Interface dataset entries

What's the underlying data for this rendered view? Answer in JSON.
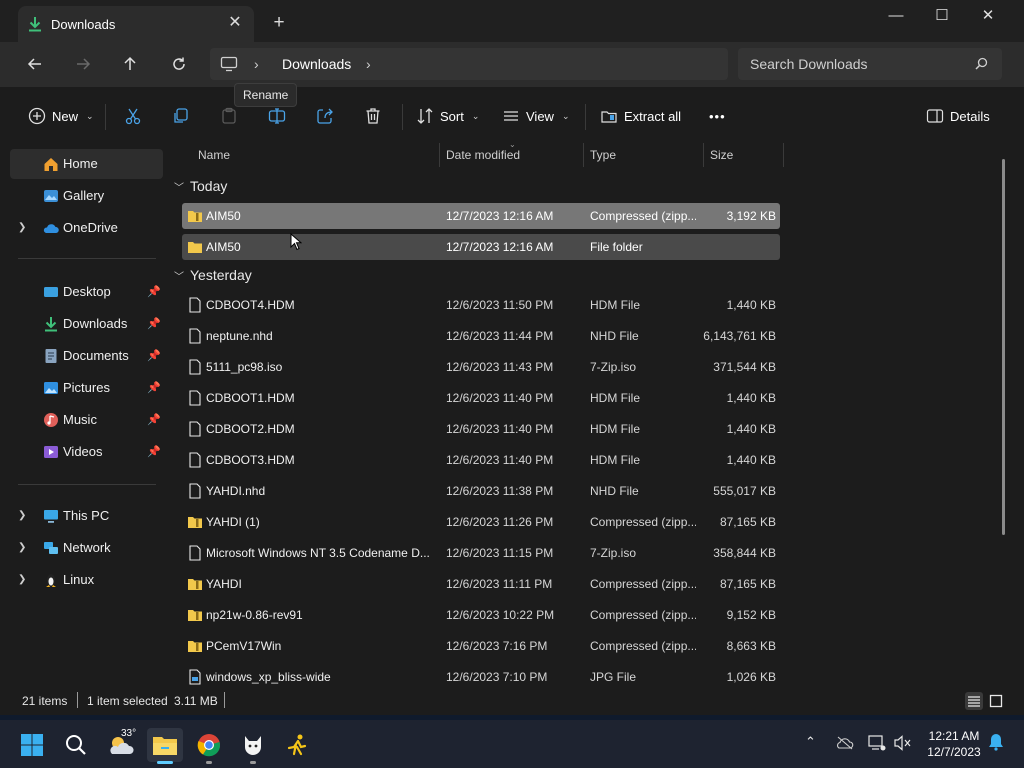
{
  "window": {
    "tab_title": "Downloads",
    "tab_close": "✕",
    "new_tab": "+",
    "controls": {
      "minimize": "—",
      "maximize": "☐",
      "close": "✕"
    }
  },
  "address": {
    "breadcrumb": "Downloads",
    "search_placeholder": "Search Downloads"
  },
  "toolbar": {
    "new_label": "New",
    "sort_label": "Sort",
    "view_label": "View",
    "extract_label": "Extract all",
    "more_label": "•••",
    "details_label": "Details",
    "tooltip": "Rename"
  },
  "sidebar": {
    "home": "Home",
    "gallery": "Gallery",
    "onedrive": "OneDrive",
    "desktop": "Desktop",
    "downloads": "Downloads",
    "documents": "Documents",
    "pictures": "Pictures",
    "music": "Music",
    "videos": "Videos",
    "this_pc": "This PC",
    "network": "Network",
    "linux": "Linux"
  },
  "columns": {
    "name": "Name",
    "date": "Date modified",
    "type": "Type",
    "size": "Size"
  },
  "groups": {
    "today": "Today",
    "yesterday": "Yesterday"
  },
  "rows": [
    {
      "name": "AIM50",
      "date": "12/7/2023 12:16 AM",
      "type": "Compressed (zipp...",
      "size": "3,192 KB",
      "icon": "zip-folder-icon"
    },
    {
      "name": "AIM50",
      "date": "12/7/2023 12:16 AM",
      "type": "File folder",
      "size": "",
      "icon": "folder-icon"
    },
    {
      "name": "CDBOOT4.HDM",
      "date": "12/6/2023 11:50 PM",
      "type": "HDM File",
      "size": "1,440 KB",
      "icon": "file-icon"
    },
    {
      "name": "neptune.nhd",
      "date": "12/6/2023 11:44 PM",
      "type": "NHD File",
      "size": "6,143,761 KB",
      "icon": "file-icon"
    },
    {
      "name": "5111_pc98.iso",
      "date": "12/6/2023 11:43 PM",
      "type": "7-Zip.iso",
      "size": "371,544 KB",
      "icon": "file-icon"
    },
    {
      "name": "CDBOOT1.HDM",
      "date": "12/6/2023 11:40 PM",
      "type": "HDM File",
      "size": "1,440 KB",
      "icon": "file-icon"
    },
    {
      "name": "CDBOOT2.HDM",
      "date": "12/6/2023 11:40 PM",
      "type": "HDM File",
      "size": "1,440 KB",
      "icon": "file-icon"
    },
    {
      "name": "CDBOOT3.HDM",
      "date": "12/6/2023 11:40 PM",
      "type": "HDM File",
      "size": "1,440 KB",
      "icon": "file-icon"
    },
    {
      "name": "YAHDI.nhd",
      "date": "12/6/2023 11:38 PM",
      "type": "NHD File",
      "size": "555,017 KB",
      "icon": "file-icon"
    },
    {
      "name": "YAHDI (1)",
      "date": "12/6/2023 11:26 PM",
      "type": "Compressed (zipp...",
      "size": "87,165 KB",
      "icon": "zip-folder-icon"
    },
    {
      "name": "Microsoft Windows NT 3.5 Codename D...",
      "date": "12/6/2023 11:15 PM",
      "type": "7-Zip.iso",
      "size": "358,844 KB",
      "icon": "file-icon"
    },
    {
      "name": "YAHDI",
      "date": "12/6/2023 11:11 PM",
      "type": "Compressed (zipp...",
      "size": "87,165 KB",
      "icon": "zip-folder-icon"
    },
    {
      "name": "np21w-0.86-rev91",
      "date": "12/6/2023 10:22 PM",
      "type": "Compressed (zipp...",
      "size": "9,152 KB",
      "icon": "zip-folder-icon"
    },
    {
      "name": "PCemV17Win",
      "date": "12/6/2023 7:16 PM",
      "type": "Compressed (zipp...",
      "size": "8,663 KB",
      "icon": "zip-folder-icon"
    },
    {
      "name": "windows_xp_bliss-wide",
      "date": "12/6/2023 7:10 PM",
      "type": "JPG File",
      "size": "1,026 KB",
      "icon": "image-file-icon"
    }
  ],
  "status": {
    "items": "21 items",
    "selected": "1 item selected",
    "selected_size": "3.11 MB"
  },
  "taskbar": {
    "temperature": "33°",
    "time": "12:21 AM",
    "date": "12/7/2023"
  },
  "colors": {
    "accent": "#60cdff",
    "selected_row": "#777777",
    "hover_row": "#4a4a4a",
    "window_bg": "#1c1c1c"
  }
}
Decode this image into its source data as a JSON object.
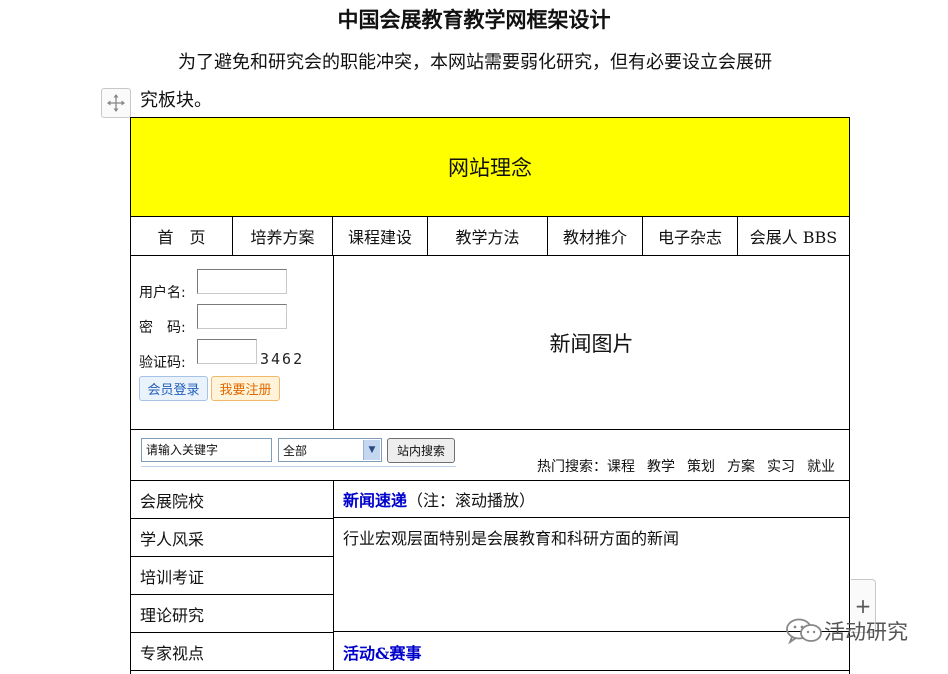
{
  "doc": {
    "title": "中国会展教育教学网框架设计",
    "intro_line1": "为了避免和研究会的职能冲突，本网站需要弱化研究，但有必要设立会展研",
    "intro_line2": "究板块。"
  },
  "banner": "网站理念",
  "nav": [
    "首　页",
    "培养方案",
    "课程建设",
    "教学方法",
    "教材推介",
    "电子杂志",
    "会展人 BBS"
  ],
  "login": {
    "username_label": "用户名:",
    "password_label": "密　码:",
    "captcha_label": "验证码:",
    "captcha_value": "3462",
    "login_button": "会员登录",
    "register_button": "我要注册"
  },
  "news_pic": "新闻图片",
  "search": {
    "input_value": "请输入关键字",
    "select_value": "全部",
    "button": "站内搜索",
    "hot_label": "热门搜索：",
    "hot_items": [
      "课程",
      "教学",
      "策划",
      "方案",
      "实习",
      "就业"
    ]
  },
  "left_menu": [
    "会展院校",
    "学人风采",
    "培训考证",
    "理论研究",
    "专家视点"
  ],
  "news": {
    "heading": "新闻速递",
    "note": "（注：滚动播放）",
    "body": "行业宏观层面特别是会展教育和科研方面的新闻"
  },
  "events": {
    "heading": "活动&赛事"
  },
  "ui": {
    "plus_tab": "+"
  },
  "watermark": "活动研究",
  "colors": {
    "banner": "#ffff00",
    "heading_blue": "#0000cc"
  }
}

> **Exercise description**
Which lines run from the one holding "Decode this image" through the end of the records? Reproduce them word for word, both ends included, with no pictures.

> **Task response**
Decode this image into its source data as a JSON object.
{
  "doc": {
    "title": "中国会展教育教学网框架设计",
    "intro_line1": "为了避免和研究会的职能冲突，本网站需要弱化研究，但有必要设立会展研",
    "intro_line2": "究板块。"
  },
  "banner": "网站理念",
  "nav": [
    "首　页",
    "培养方案",
    "课程建设",
    "教学方法",
    "教材推介",
    "电子杂志",
    "会展人 BBS"
  ],
  "login": {
    "username_label": "用户名:",
    "password_label": "密　码:",
    "captcha_label": "验证码:",
    "captcha_value": "3462",
    "login_button": "会员登录",
    "register_button": "我要注册"
  },
  "news_pic": "新闻图片",
  "search": {
    "input_value": "请输入关键字",
    "select_value": "全部",
    "button": "站内搜索",
    "hot_label": "热门搜索：",
    "hot_items": [
      "课程",
      "教学",
      "策划",
      "方案",
      "实习",
      "就业"
    ]
  },
  "left_menu": [
    "会展院校",
    "学人风采",
    "培训考证",
    "理论研究",
    "专家视点"
  ],
  "news": {
    "heading": "新闻速递",
    "note": "（注：滚动播放）",
    "body": "行业宏观层面特别是会展教育和科研方面的新闻"
  },
  "events": {
    "heading": "活动&赛事"
  },
  "ui": {
    "plus_tab": "+"
  },
  "watermark": "活动研究",
  "colors": {
    "banner": "#ffff00",
    "heading_blue": "#0000cc"
  }
}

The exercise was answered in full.